(Dataset rows for apps and sites)
BEGIN
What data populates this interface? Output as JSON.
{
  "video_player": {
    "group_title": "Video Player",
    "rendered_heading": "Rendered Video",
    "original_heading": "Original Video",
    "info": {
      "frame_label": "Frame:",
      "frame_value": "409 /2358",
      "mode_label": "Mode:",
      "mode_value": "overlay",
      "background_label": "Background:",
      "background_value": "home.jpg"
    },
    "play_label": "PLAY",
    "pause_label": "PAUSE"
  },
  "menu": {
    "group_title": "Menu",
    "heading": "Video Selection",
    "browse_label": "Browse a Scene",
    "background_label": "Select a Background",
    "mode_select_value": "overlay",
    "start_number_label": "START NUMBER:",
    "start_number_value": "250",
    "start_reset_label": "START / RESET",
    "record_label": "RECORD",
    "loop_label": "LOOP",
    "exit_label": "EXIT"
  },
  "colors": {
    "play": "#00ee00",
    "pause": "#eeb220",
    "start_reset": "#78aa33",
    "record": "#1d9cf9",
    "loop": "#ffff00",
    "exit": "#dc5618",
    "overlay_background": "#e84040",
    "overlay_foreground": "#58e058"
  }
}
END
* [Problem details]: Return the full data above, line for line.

* [Your solution]:
What data populates this interface? Output as JSON.
{
  "video_player": {
    "group_title": "Video Player",
    "rendered_heading": "Rendered Video",
    "original_heading": "Original Video",
    "info": {
      "frame_label": "Frame:",
      "frame_value": "409 /2358",
      "mode_label": "Mode:",
      "mode_value": "overlay",
      "background_label": "Background:",
      "background_value": "home.jpg"
    },
    "play_label": "PLAY",
    "pause_label": "PAUSE"
  },
  "menu": {
    "group_title": "Menu",
    "heading": "Video Selection",
    "browse_label": "Browse a Scene",
    "background_label": "Select a Background",
    "mode_select_value": "overlay",
    "start_number_label": "START NUMBER:",
    "start_number_value": "250",
    "start_reset_label": "START / RESET",
    "record_label": "RECORD",
    "loop_label": "LOOP",
    "exit_label": "EXIT"
  },
  "colors": {
    "play": "#00ee00",
    "pause": "#eeb220",
    "start_reset": "#78aa33",
    "record": "#1d9cf9",
    "loop": "#ffff00",
    "exit": "#dc5618",
    "overlay_background": "#e84040",
    "overlay_foreground": "#58e058"
  }
}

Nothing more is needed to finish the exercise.